Jim Scheff, the director for the environmental group Kentucky Heartwood, said he was glad to see the Forest Service dealing with the invasives problem. But he said he is concerned about an over-reliance on herbicides to control the weeds.
“A site-specific, case-specific argument can be made for herbicides, but they should be a last resort,” Scheff said.
He also said that when the Forest Service approves a logging road or a gas or oil well on the forest, it creates openings where invasive plants can move in.
“While they’re looking at spending a lot of money and spraying a lot of herbicides to combat invasives, they’re also engaging in practices that spread them,” he said.

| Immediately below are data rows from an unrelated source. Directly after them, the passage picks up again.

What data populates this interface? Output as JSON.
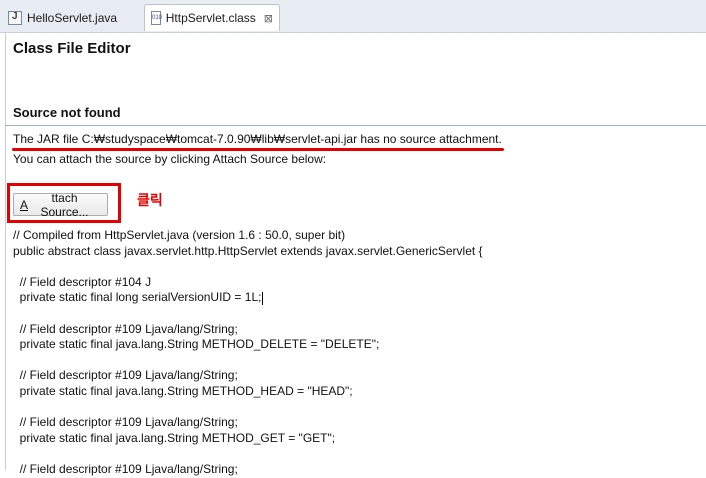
{
  "tabs": [
    {
      "label": "HelloServlet.java",
      "icon": "java-file-icon",
      "active": false
    },
    {
      "label": "HttpServlet.class",
      "icon": "class-file-icon",
      "active": true,
      "close": "⊠"
    }
  ],
  "editor": {
    "title": "Class File Editor",
    "source_heading": "Source not found",
    "jar_message": "The JAR file C:₩studyspace₩tomcat-7.0.90₩lib₩servlet-api.jar has no source attachment.",
    "attach_message": "You can attach the source by clicking Attach Source below:",
    "attach_button": {
      "mnemonic": "A",
      "rest": "ttach Source..."
    },
    "annotation_label": "클릭",
    "annotation_color": "#e30000"
  },
  "code_lines": [
    "// Compiled from HttpServlet.java (version 1.6 : 50.0, super bit)",
    "public abstract class javax.servlet.http.HttpServlet extends javax.servlet.GenericServlet {",
    "",
    "  // Field descriptor #104 J",
    "  private static final long serialVersionUID = 1L;",
    "",
    "  // Field descriptor #109 Ljava/lang/String;",
    "  private static final java.lang.String METHOD_DELETE = \"DELETE\";",
    "",
    "  // Field descriptor #109 Ljava/lang/String;",
    "  private static final java.lang.String METHOD_HEAD = \"HEAD\";",
    "",
    "  // Field descriptor #109 Ljava/lang/String;",
    "  private static final java.lang.String METHOD_GET = \"GET\";",
    "",
    "  // Field descriptor #109 Ljava/lang/String;"
  ]
}
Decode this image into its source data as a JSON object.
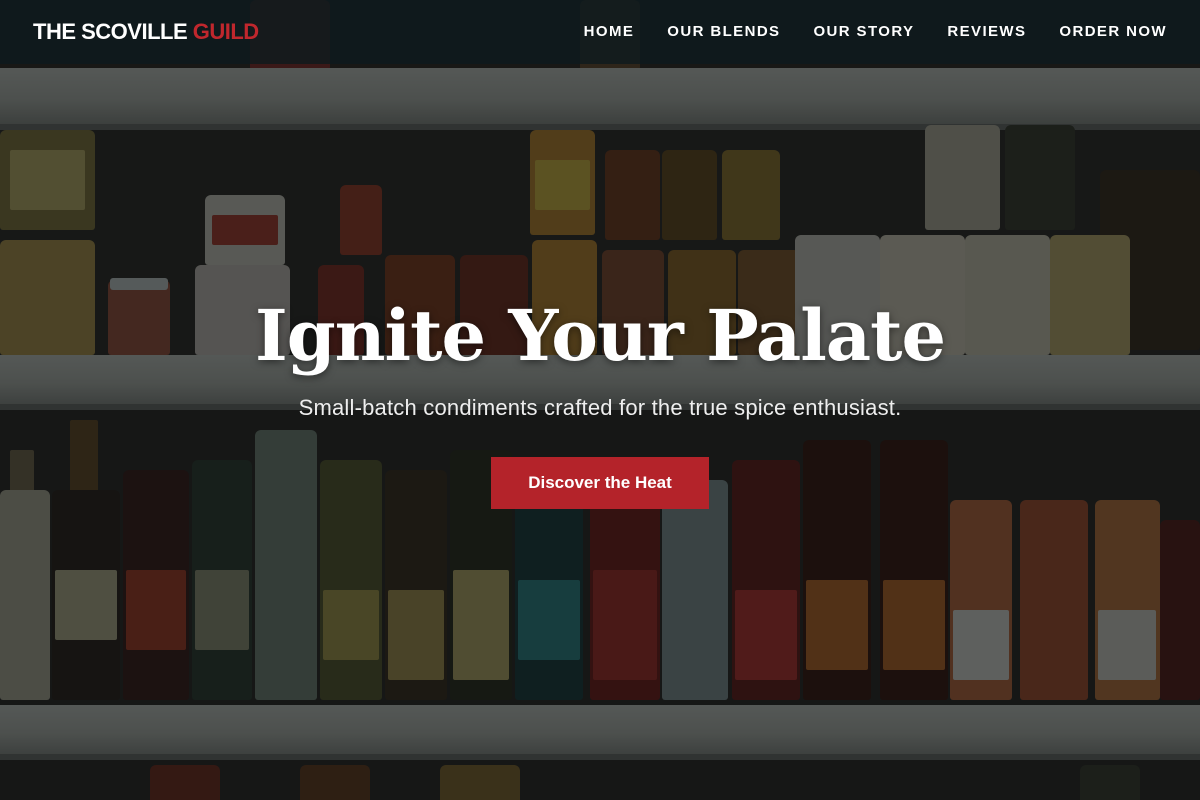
{
  "brand": {
    "name_primary": "THE SCOVILLE",
    "name_accent": "GUILD",
    "accent_color": "#c0272d"
  },
  "nav": {
    "items": [
      {
        "label": "HOME"
      },
      {
        "label": "OUR BLENDS"
      },
      {
        "label": "OUR STORY"
      },
      {
        "label": "REVIEWS"
      },
      {
        "label": "ORDER NOW"
      }
    ]
  },
  "hero": {
    "title": "Ignite Your Palate",
    "subtitle": "Small-batch condiments crafted for the true spice enthusiast.",
    "cta_label": "Discover the Heat",
    "cta_color": "#b4232a",
    "background": "photo of store shelves stocked with sauce jars and bottles (darkened overlay)"
  }
}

As part of a federal lawsuit that Heartwood is pursuing against the Forest Service, it argues that the agency hasn’t considered the overall impacts of using herbicides. Scheff said he would like to see such an analysis as part of the invasive-plants effort.
David Taylor, the forest botanist for the Daniel Boone, said he expects comments from the public about herbicides.
“We know that is controversial for many people, but prepared properly, it is very effective,” he said.
Taylor also acknowledged that logging and other resource extractions efforts can be an invitation to exotics.
“Our national direction is that we will do certain kinds of management,” he said. “So we’re trying to do a better job of mitigating after we do something.”
Exotics can also come in when new trails are built, he said, or when a wind- or ice-storm knocks down trees.
“Many of these species like disturbances,” Taylor said. “They follow disturbances.”
To explain how ubiquitous exotics are in the national forest, Taylor walked along the Pinch-em-Tight trail head off Tunnel Ridge Road. Here’s some of what he found in just a few yards:
■ On the edge of the parking lot was a large Elaeagnus umbellata, or autumn olive, that has small berries that are eaten and spread by birds. The autumn olive was often planted on reclaimed strip-mine land because it grows quickly, holds the soil and attracts wildlife. Now it’s a nuisance.
“A lot of these plants that we consider weeds were brought in with good intentions,” Taylor said.
Pointing to one of the many berries that were turning from green to red, he added that “because birds like them, every one of these is a potential new plant somewhere on this ridge.”
■ Growing alongside the road was Microstegium vimineum, or Japanese stiltgrass.
It was first noticed 90 years ago near Knoxville, Tenn., and now is found through most of the eastern United States. It is so widespread that the Forest Service proposes to just keep it from spreading, not to reduce its numbers.
It isn’t doing any real harm just growing along Tunnel Ridge Road, Taylor said. But seeds are washing into the woods and over cliffs, and the plant is moving into rock shelters that are a favorite spot of a native called white-haired goldenrod. That species is so rare that it is found only in the gorge and nowhere else in the world.
■ Rosa multiflora, or multiflora rose, was found. It was introduced to this country as a natural fence that also held soil.
“It made some pretty tough fences that kept cattle in place,” Taylor said.
Now it’s making thorny barriers in places it shouldn’t be.
■ Miscanthus sinensis, the Chinese silverplume mentioned earlier, is an attractive plant that can be seen waving in the wind along the Mountain Parkway.
But with seeds that spread on the wind, it has overtaken thousands of acres, mostly in Eastern Kentucky. Many people plant it in their yards all over the state.
Besides pushing out native plants, the dried blades of grass from previous growing seasons pose a severe fire hazard, Taylor said. A small leaf-litter fire will hit a patch of the grass and become such an inferno that firefighters can only pull back and watch, he said.
“It’s pretty and you can understand why people would want to plant it,” Taylor said of the plant. “But it produces a lot of windblown seeds and if it gets a little ground, it goes.”